[Excerpts from an interface dataset]
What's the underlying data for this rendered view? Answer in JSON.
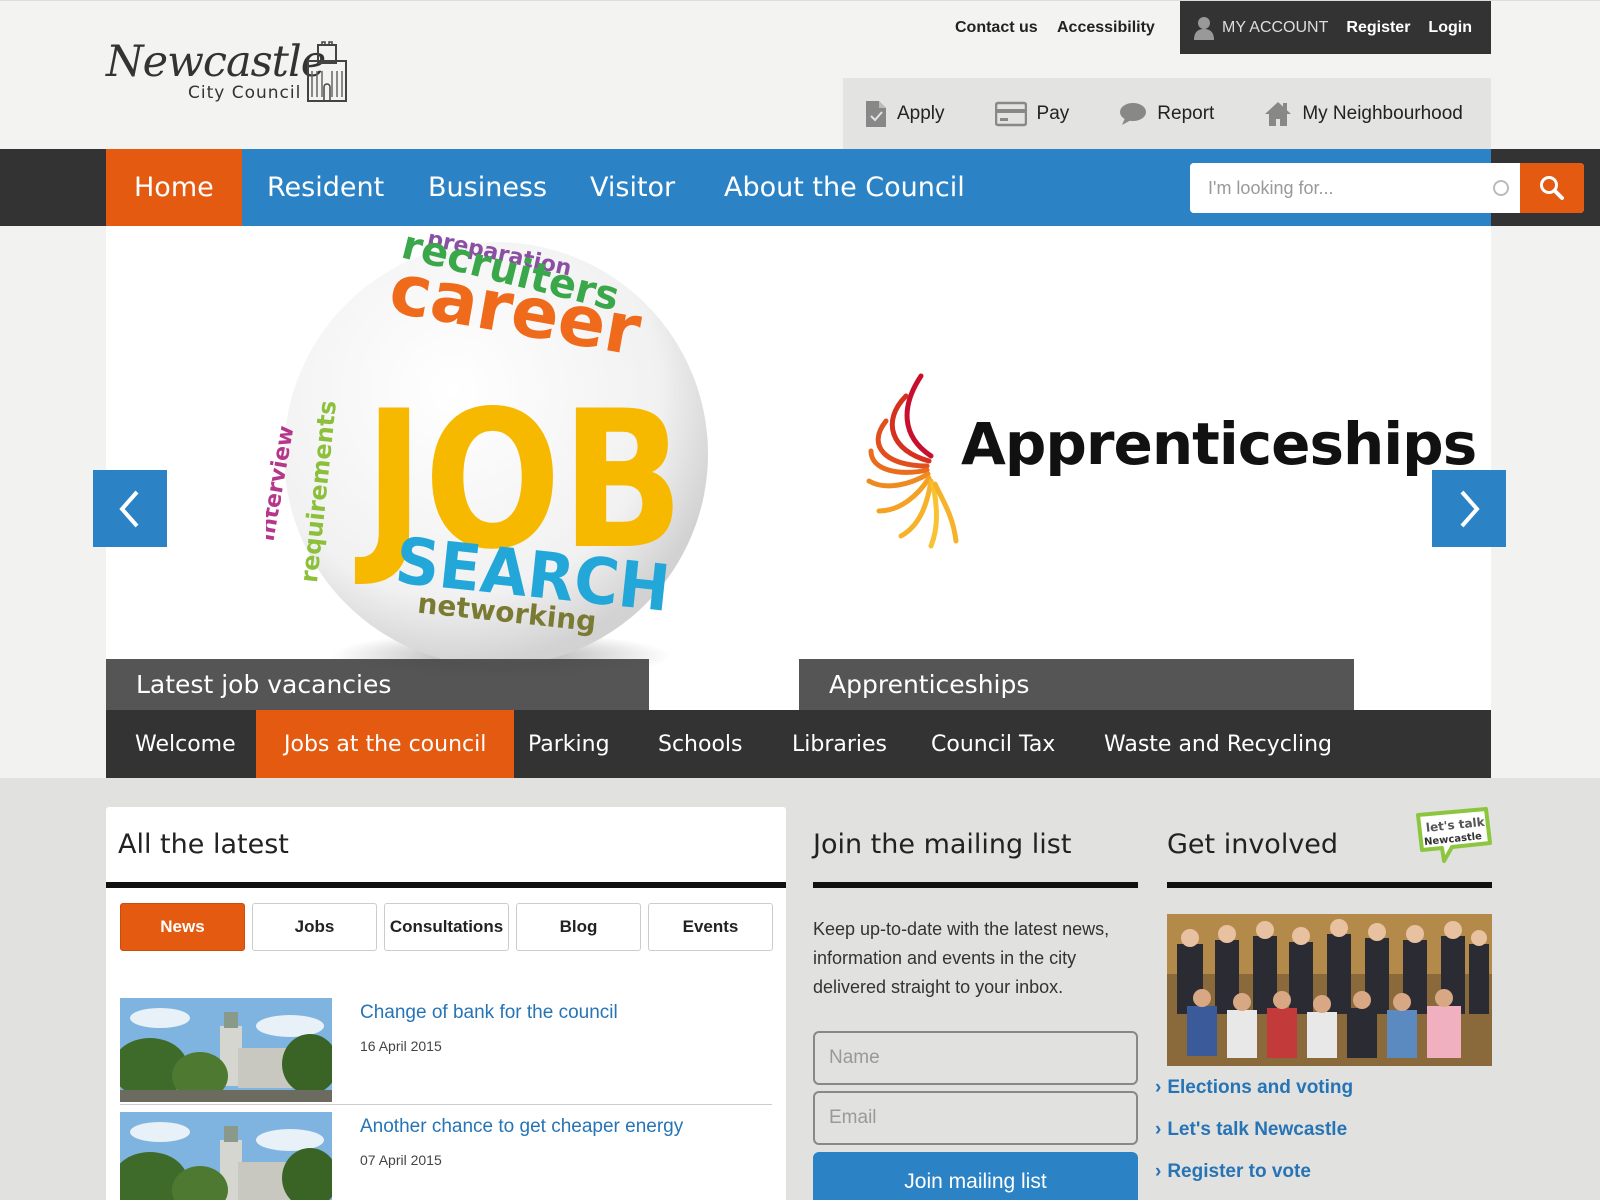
{
  "header": {
    "logo_word": "Newcastle",
    "logo_sub": "City Council",
    "contact": "Contact us",
    "accessibility": "Accessibility",
    "my_account": "MY ACCOUNT",
    "register": "Register",
    "login": "Login"
  },
  "services": [
    {
      "label": "Apply",
      "icon": "document-icon"
    },
    {
      "label": "Pay",
      "icon": "card-icon"
    },
    {
      "label": "Report",
      "icon": "speech-bubble-icon"
    },
    {
      "label": "My Neighbourhood",
      "icon": "house-icon"
    }
  ],
  "nav": {
    "items": [
      "Home",
      "Resident",
      "Business",
      "Visitor",
      "About the Council"
    ],
    "active": "Home",
    "search_placeholder": "I'm looking for..."
  },
  "carousel": {
    "slides": [
      {
        "caption": "Latest job vacancies",
        "words": [
          "preparation",
          "recruiters",
          "career",
          "interview",
          "requirements",
          "JOB",
          "SEARCH",
          "networking"
        ]
      },
      {
        "caption": "Apprenticeships",
        "heading": "Apprenticeships"
      }
    ]
  },
  "subnav": {
    "items": [
      "Welcome",
      "Jobs at the council",
      "Parking",
      "Schools",
      "Libraries",
      "Council Tax",
      "Waste and Recycling"
    ],
    "active": "Jobs at the council"
  },
  "latest": {
    "title": "All the latest",
    "tabs": [
      "News",
      "Jobs",
      "Consultations",
      "Blog",
      "Events"
    ],
    "active_tab": "News",
    "items": [
      {
        "title": "Change of bank for the council",
        "date": "16 April 2015"
      },
      {
        "title": "Another chance to get cheaper energy",
        "date": "07 April 2015"
      }
    ]
  },
  "mailing": {
    "title": "Join the mailing list",
    "text": "Keep up-to-date with the latest news, information and events in the city delivered straight to your inbox.",
    "name_placeholder": "Name",
    "email_placeholder": "Email",
    "button": "Join mailing list"
  },
  "involved": {
    "title": "Get involved",
    "badge_line1": "let's talk",
    "badge_line2": "Newcastle",
    "links": [
      "Elections and voting",
      "Let's talk Newcastle",
      "Register to vote"
    ]
  },
  "colors": {
    "accent_orange": "#e35a10",
    "nav_blue": "#2b83c6",
    "link_blue": "#2674b6",
    "dark": "#333333"
  }
}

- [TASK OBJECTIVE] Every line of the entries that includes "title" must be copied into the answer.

- [SOLUTION TO THE EXERCISE]
    "title": "All the latest",
        "title": "Change of bank for the council",
        "title": "Another chance to get cheaper energy",
    "title": "Join the mailing list",
    "title": "Get involved",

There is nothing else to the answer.